Put simply, a solar eclipse is a shadow play between three actors: the Sun, the Moon, and the Earth. Illuminated by the Sun, the Moon casts a shadow out into space: a long, thin cone, stretching about 374,000 km out into space, called the umbra. Anyone inside that umbral cone will see the Sun completely blocked out by the Moon.
Surrounding the umbra, there is a zone where the Sun is only partly hidden: this is known as the penumbra. Extending out from the tip of the umbral cone is a part of the penumbra known as the antumbra, which comes into play during annular eclipses.
Solar eclipses may only happen at New Moon, when the Sun, Moon, and Earth are lined up in that order. This condition must be met so that the Moon’s umbra or penumbra can reach the surface of the Earth.
The Earth also casts a shadow. Lunar eclipses necessarily happen at Full Moon, when the Sun, Earth, and Moon are lined up in that order, and the Moon passes in Earth’s umbra or penumbra.
No eclipse every month
Since most months have at least one new moon, why don’t we get a solar eclipse on each occasion? Because the orbit of the Moon is tilted slightly more than 5 degrees with respect to Earth’s orbit around the Sun. At most new moons, the Moon’s shadow passes well above or below our planet.
For an eclipse to happen, the new moon or full moon must take place when the Moon is near one of the two points, called “nodes”, where its orbit intersects the plane of Earth’s orbit. The so-called “line of nodes” of the Moon’s orbit then point in the general direction of the Sun. These favourable periods occur twice a year for a few weeks: they’re known as eclipse seasons, and they shift about 19 days from one calendar year to the next.
The Sun is really 400 times wider than the Moon. But it’s also 400 times farther from the Earth, on average! That’s why these two celestial bodies have nearly the same apparent size in Earth’s sky: about half a degree.
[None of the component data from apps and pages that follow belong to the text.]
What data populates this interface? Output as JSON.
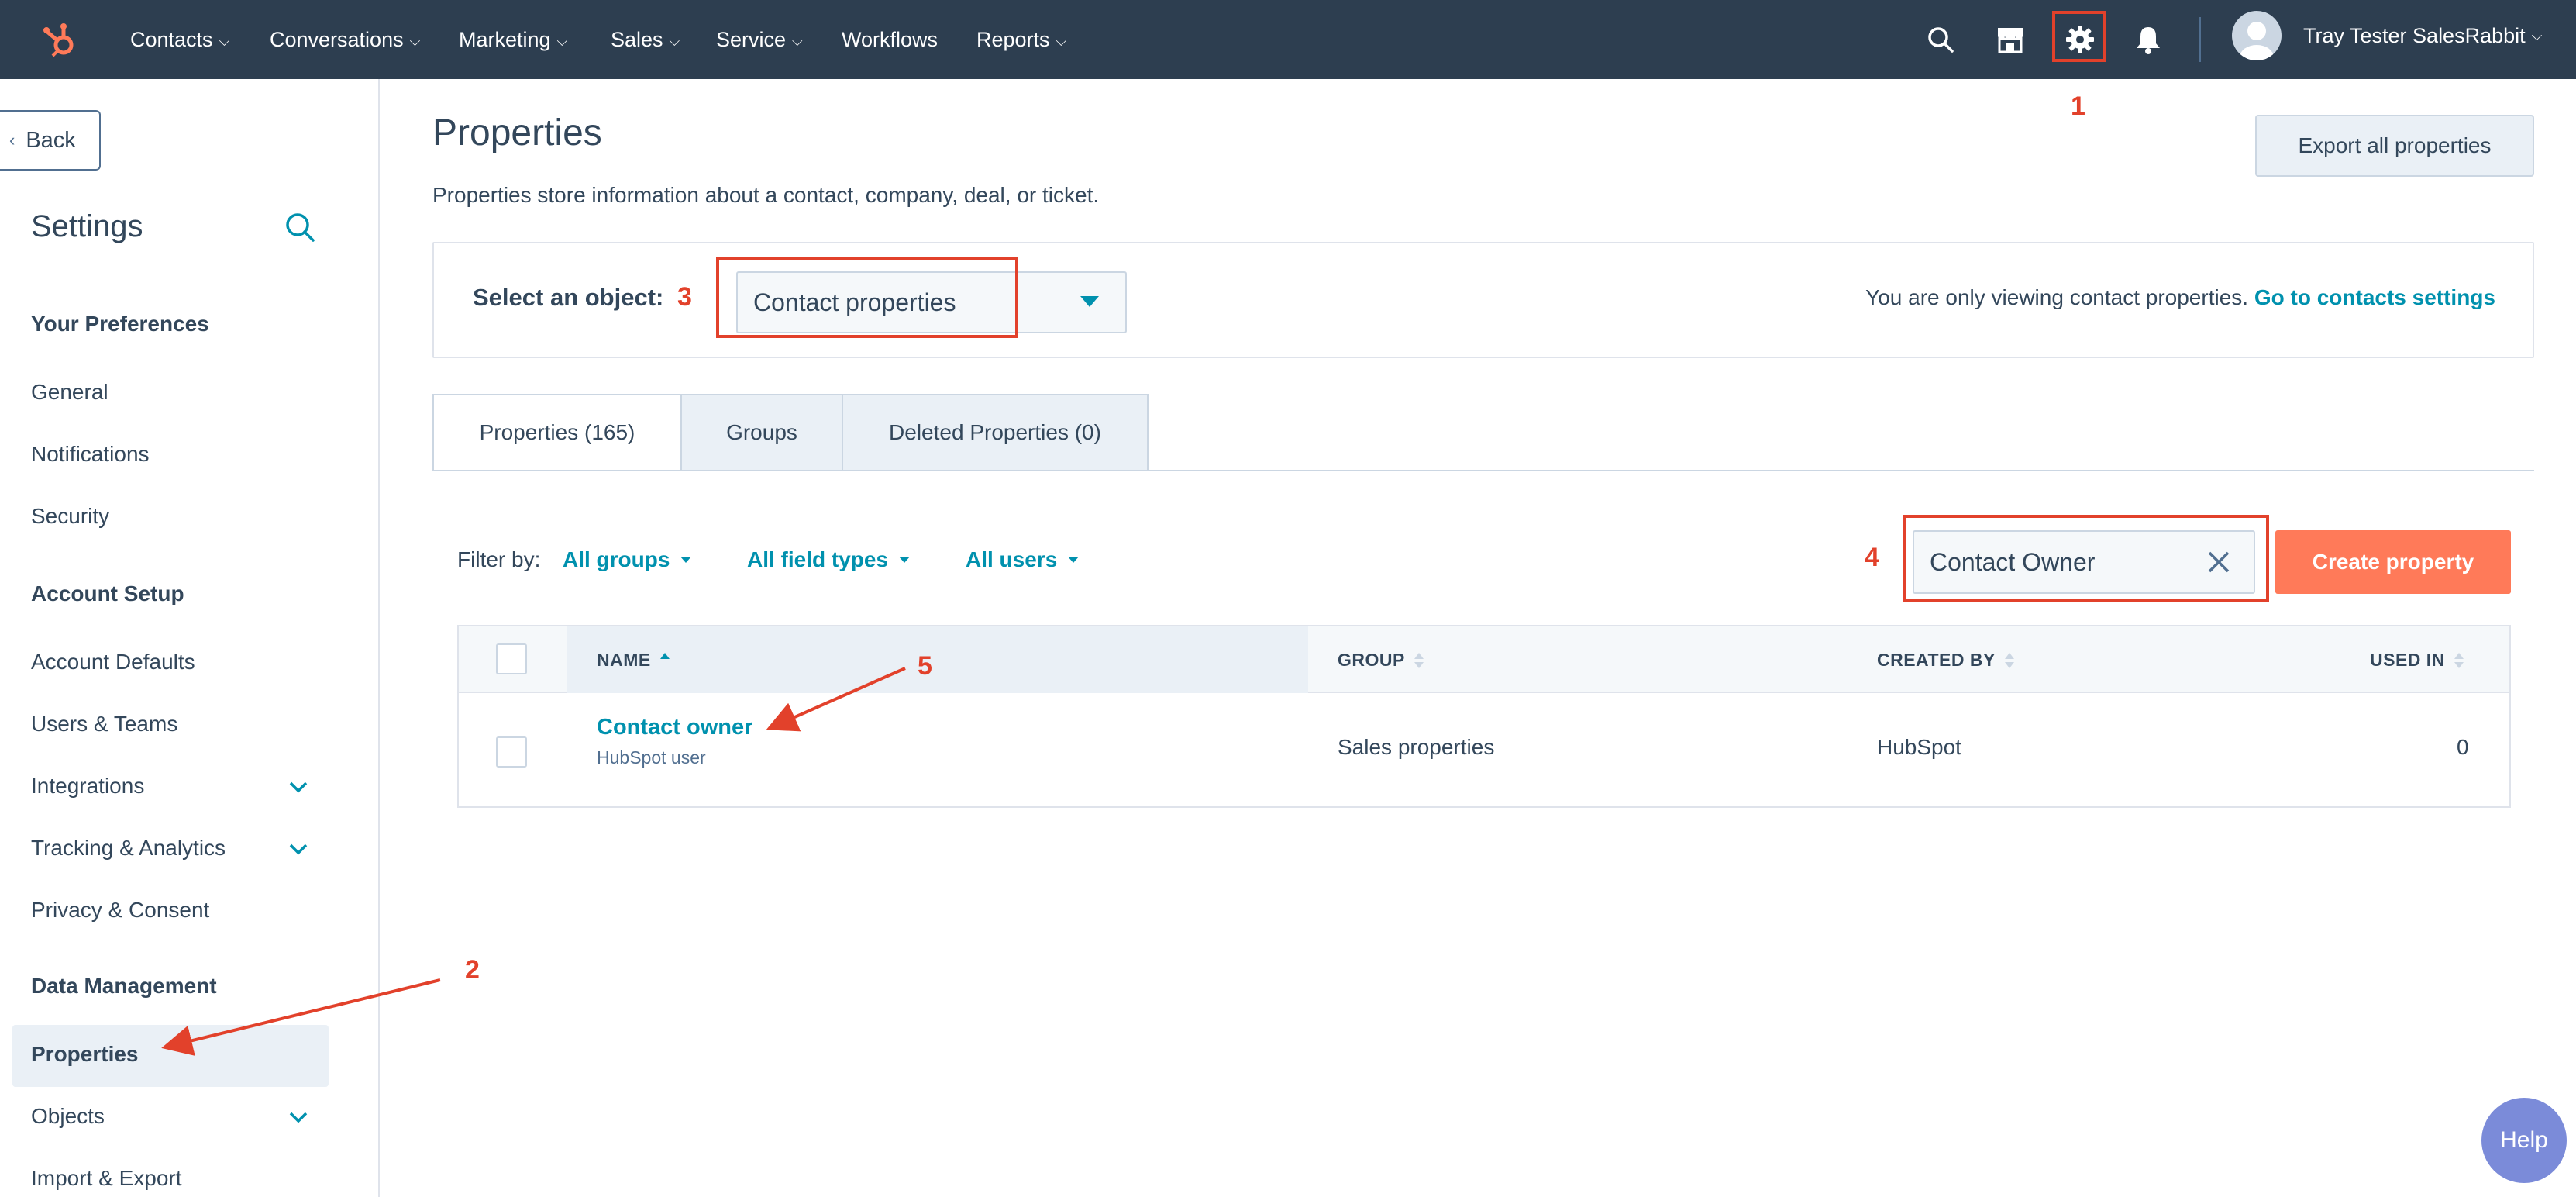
{
  "topnav": {
    "items": [
      {
        "label": "Contacts",
        "caret": "⌵"
      },
      {
        "label": "Conversations",
        "caret": "⌵"
      },
      {
        "label": "Marketing",
        "caret": "⌵"
      },
      {
        "label": "Sales",
        "caret": "⌵"
      },
      {
        "label": "Service",
        "caret": "⌵"
      },
      {
        "label": "Workflows",
        "caret": ""
      },
      {
        "label": "Reports",
        "caret": "⌵"
      }
    ],
    "icons": [
      "search-icon",
      "marketplace-icon",
      "settings-gear-icon",
      "notifications-bell-icon"
    ],
    "user_name": "Tray Tester SalesRabbit",
    "user_caret": "⌵",
    "background": "#2d3e50"
  },
  "sidebar": {
    "back_label": "Back",
    "back_chevron": "‹",
    "title": "Settings",
    "sections": [
      {
        "label": "Your Preferences",
        "items": [
          "General",
          "Notifications",
          "Security"
        ]
      },
      {
        "label": "Account Setup",
        "items": [
          "Account Defaults",
          "Users & Teams",
          "Integrations",
          "Tracking & Analytics",
          "Privacy & Consent"
        ]
      },
      {
        "label": "Data Management",
        "items": [
          "Properties",
          "Objects",
          "Import & Export"
        ]
      }
    ],
    "active_item": "Properties"
  },
  "main": {
    "title": "Properties",
    "description": "Properties store information about a contact, company, deal, or ticket.",
    "export_label": "Export all properties",
    "object_label": "Select an object:",
    "object_selected": "Contact properties",
    "object_note": "You are only viewing contact properties.",
    "object_link": "Go to contacts settings",
    "tabs": [
      "Properties (165)",
      "Groups",
      "Deleted Properties (0)"
    ],
    "filter_label": "Filter by:",
    "filters": [
      "All groups",
      "All field types",
      "All users"
    ],
    "search_value": "Contact Owner",
    "create_label": "Create property",
    "table": {
      "columns": [
        "NAME",
        "GROUP",
        "CREATED BY",
        "USED IN"
      ],
      "rows": [
        {
          "name": "Contact owner",
          "subtitle": "HubSpot user",
          "group": "Sales properties",
          "created_by": "HubSpot",
          "used_in": "0"
        }
      ]
    }
  },
  "annotations": [
    "1",
    "2",
    "3",
    "4",
    "5"
  ],
  "help_label": "Help",
  "colors": {
    "accent": "#0091ae",
    "cta": "#ff7a59",
    "annotation": "#e2412b"
  }
}
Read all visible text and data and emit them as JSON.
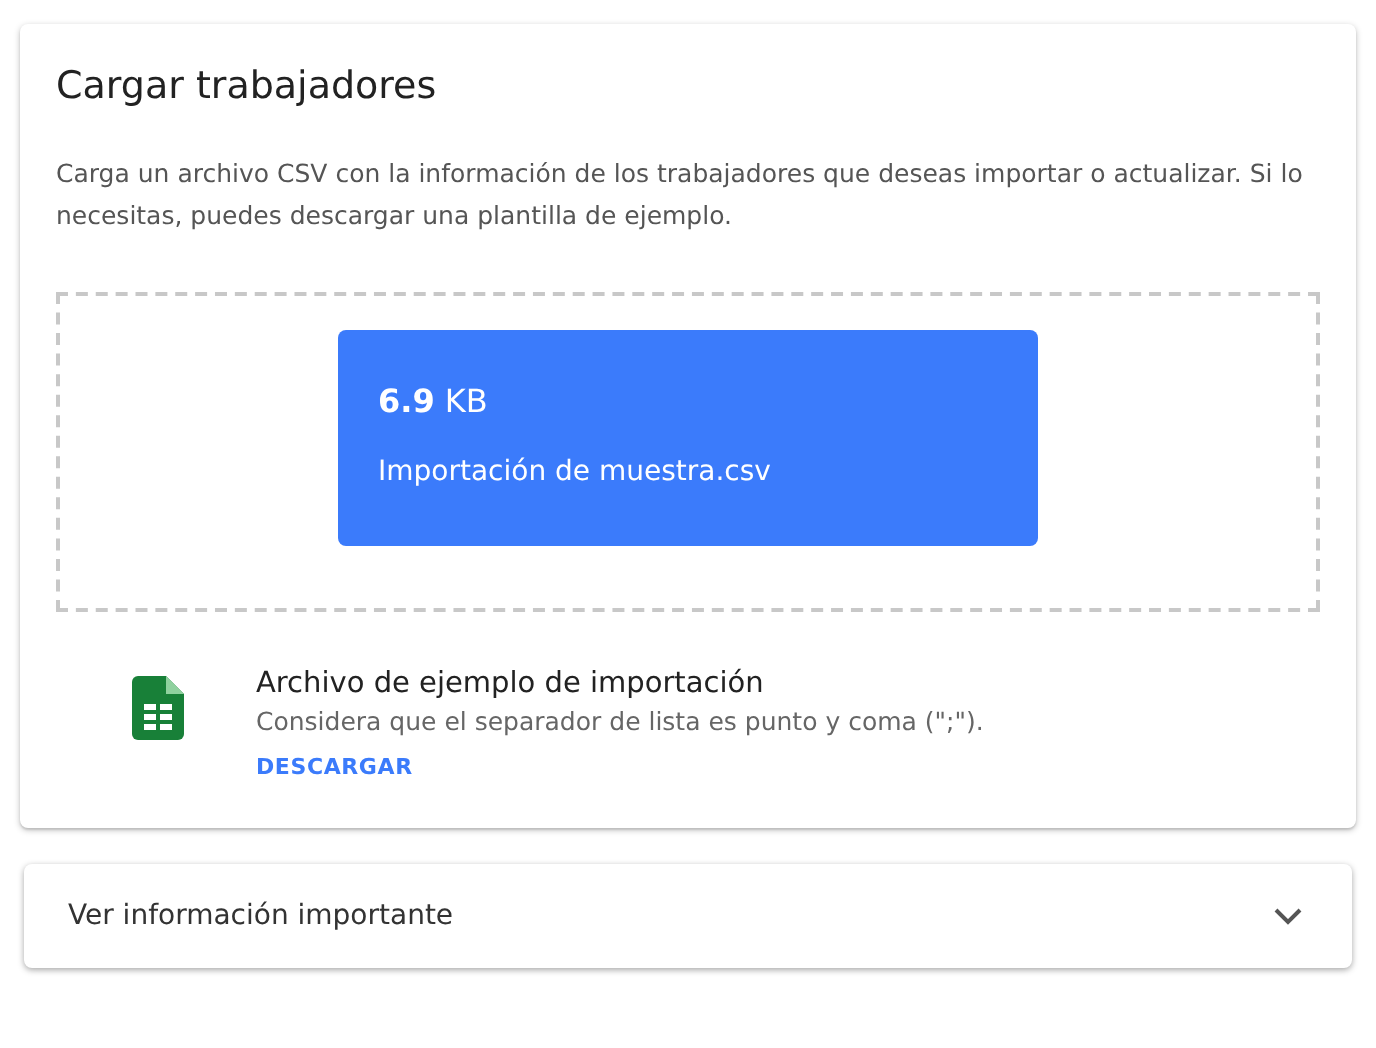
{
  "upload_card": {
    "title": "Cargar trabajadores",
    "description": "Carga un archivo CSV con la información de los trabajadores que deseas importar o actualizar. Si lo necesitas, puedes descargar una plantilla de ejemplo.",
    "file": {
      "size": "**6.9** KB",
      "name": "Importación de muestra.csv"
    },
    "sample": {
      "title": "Archivo de ejemplo de importación",
      "note": "Considera que el separador de lista es punto y coma (\";\").",
      "action": "DESCARGAR"
    }
  },
  "accordion": {
    "label": "Ver información importante",
    "expanded": false
  }
}
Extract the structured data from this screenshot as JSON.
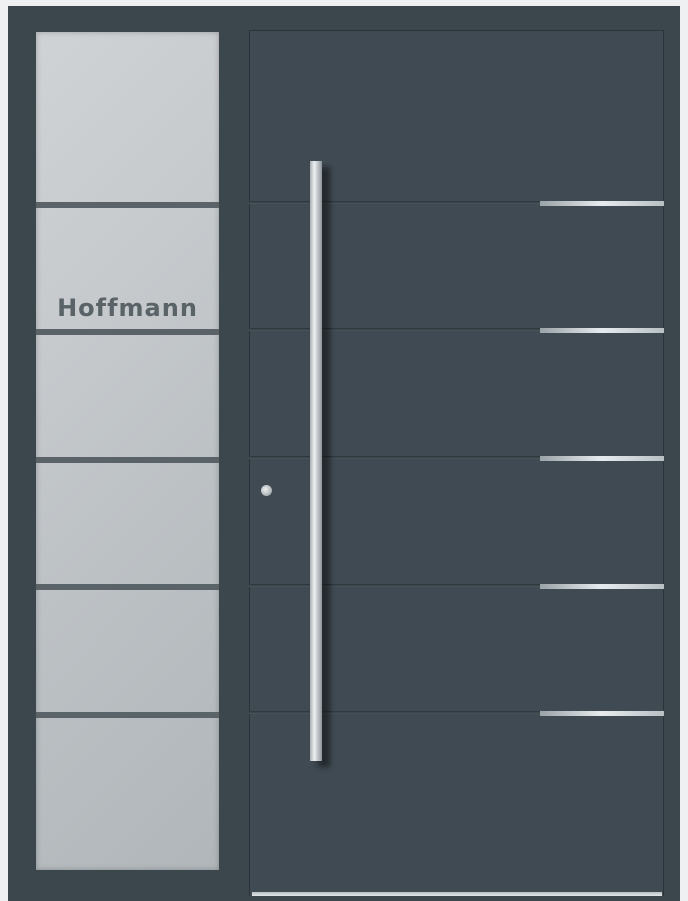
{
  "sidelight": {
    "nameplate": "Hoffmann"
  },
  "colors": {
    "frame": "#3c464d",
    "door_leaf": "#3f4a52",
    "glass": "#c5c9cc",
    "stainless": "#e7ebed"
  }
}
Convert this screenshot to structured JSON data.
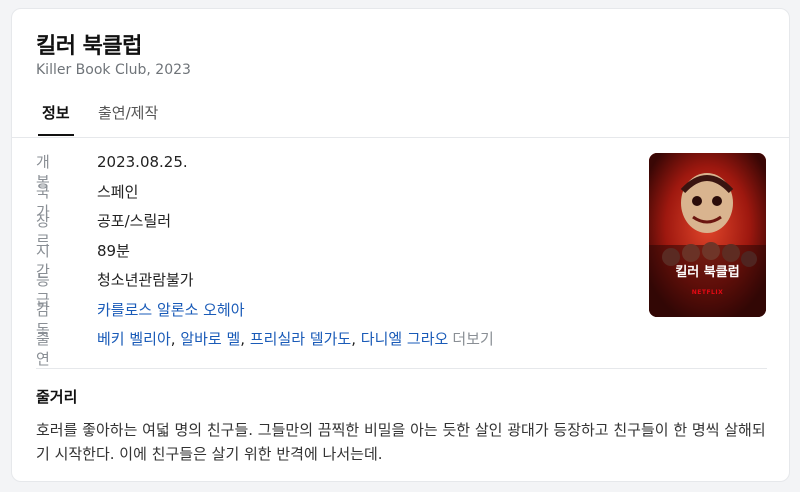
{
  "movie": {
    "title": "킬러 북클럽",
    "subtitle": "Killer Book Club, 2023"
  },
  "tabs": [
    {
      "label": "정보",
      "active": true
    },
    {
      "label": "출연/제작",
      "active": false
    }
  ],
  "info": {
    "release": {
      "label": "개봉",
      "value": "2023.08.25."
    },
    "country": {
      "label": "국가",
      "value": "스페인"
    },
    "genre": {
      "label": "장르",
      "value": "공포/스릴러"
    },
    "runtime": {
      "label": "시간",
      "value": "89분"
    },
    "rating": {
      "label": "등급",
      "value": "청소년관람불가"
    },
    "director": {
      "label": "감독",
      "value": "카를로스 알론소 오헤아"
    },
    "cast": {
      "label": "출연",
      "members": [
        "베키 벨리아",
        "알바로 멜",
        "프리실라 델가도",
        "다니엘 그라오"
      ],
      "more": "더보기"
    }
  },
  "poster": {
    "title_text": "킬러 북클럽",
    "brand": "NETFLIX"
  },
  "synopsis": {
    "heading": "줄거리",
    "text": "호러를 좋아하는 여덟 명의 친구들. 그들만의 끔찍한 비밀을 아는 듯한 살인 광대가 등장하고 친구들이 한 명씩 살해되기 시작한다. 이에 친구들은 살기 위한 반격에 나서는데."
  },
  "colors": {
    "link": "#1a5bb8",
    "label": "#8a8f95",
    "poster_red": "#b52016"
  }
}
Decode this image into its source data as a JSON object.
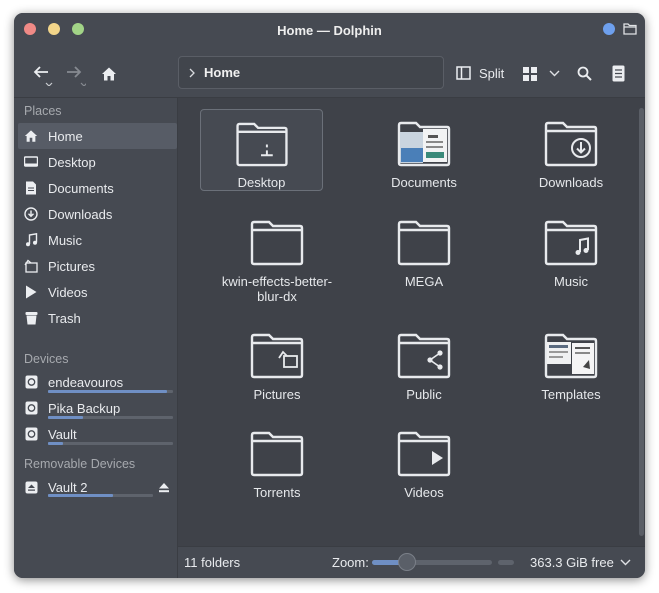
{
  "window": {
    "title": "Home — Dolphin"
  },
  "toolbar": {
    "back_icon": "arrow-left-icon",
    "forward_icon": "arrow-right-icon",
    "home_icon": "home-icon",
    "breadcrumb": [
      "Home"
    ],
    "split_label": "Split",
    "view_mode_icon": "grid-icon",
    "search_icon": "search-icon",
    "menu_icon": "hamburger-menu-icon"
  },
  "sidebar": {
    "places_title": "Places",
    "places": [
      {
        "label": "Home",
        "icon": "home-icon",
        "active": true
      },
      {
        "label": "Desktop",
        "icon": "desktop-icon"
      },
      {
        "label": "Documents",
        "icon": "document-icon"
      },
      {
        "label": "Downloads",
        "icon": "download-icon"
      },
      {
        "label": "Music",
        "icon": "music-note-icon"
      },
      {
        "label": "Pictures",
        "icon": "picture-icon"
      },
      {
        "label": "Videos",
        "icon": "play-icon"
      },
      {
        "label": "Trash",
        "icon": "trash-icon"
      }
    ],
    "devices_title": "Devices",
    "devices": [
      {
        "label": "endeavouros",
        "icon": "disk-icon",
        "usage": 0.95
      },
      {
        "label": "Pika Backup",
        "icon": "disk-icon",
        "usage": 0.28
      },
      {
        "label": "Vault",
        "icon": "disk-icon",
        "usage": 0.12
      }
    ],
    "removable_title": "Removable Devices",
    "removable": [
      {
        "label": "Vault 2",
        "icon": "drive-eject-icon",
        "usage": 0.62
      }
    ]
  },
  "files": [
    {
      "label": "Desktop",
      "icon": "folder-desktop-icon",
      "selected": true
    },
    {
      "label": "Documents",
      "icon": "folder-documents-icon"
    },
    {
      "label": "Downloads",
      "icon": "folder-downloads-icon"
    },
    {
      "label": "kwin-effects-better-blur-dx",
      "icon": "folder-icon"
    },
    {
      "label": "MEGA",
      "icon": "folder-icon"
    },
    {
      "label": "Music",
      "icon": "folder-music-icon"
    },
    {
      "label": "Pictures",
      "icon": "folder-pictures-icon"
    },
    {
      "label": "Public",
      "icon": "folder-public-icon"
    },
    {
      "label": "Templates",
      "icon": "folder-templates-icon"
    },
    {
      "label": "Torrents",
      "icon": "folder-icon"
    },
    {
      "label": "Videos",
      "icon": "folder-videos-icon"
    }
  ],
  "statusbar": {
    "count": "11 folders",
    "zoom_label": "Zoom:",
    "free_space": "363.3 GiB free"
  },
  "colors": {
    "window_bg": "#464a52",
    "view_bg": "#3f4249",
    "accent": "#6f8fc4",
    "text": "#e9ebee"
  }
}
This remarkable coincidence is at the origin of solar eclipses. If the Moon was slightly smaller (or further away), it could never completely hide the Sun, and we’d only get partial or annular eclipses. If the Moon was larger (or closer to Earth), solar eclipses would be longer and more frequent, but arguably less spectacular because a larger part of the Sun’s corona would also be blocked out.
The distance of the Moon and the Sun at the time of an eclipse, thus the relative size of the Moon and the Sun, determines the type of solar eclipse, total or annular, that will occur.
No two identical eclipses?
The aspect, duration and area of visibility of an eclipse depend on a number of factors (precise celestial coordinates of the Sun and Moon, their respective distances, etc.) It shouldn’t come as a surprise that there are no two perfectly identical eclipses! And yet, there are series of eclipses that share similar general circumstances.
Indeed, 6585.3 days after a given eclipse (18 years, 10 days and 8 hours later), three of the Moon’s orbital cycles fall back in almost perfect sync. The moon is then at the same phase, it is again near one of the nodes of its orbit, and it is almost at the same distance from Earth. And since we’re near the same calendar date, the Earth-Sun distance will also be comparable. Another eclipse will therefore occur, whose duration and geographical track are very similar to the previous one, except with a 120 degree shift in longitude toward the west, and a slight shift north or south. That 6585.3-day cycle, called the saros, has been known since Antiquity.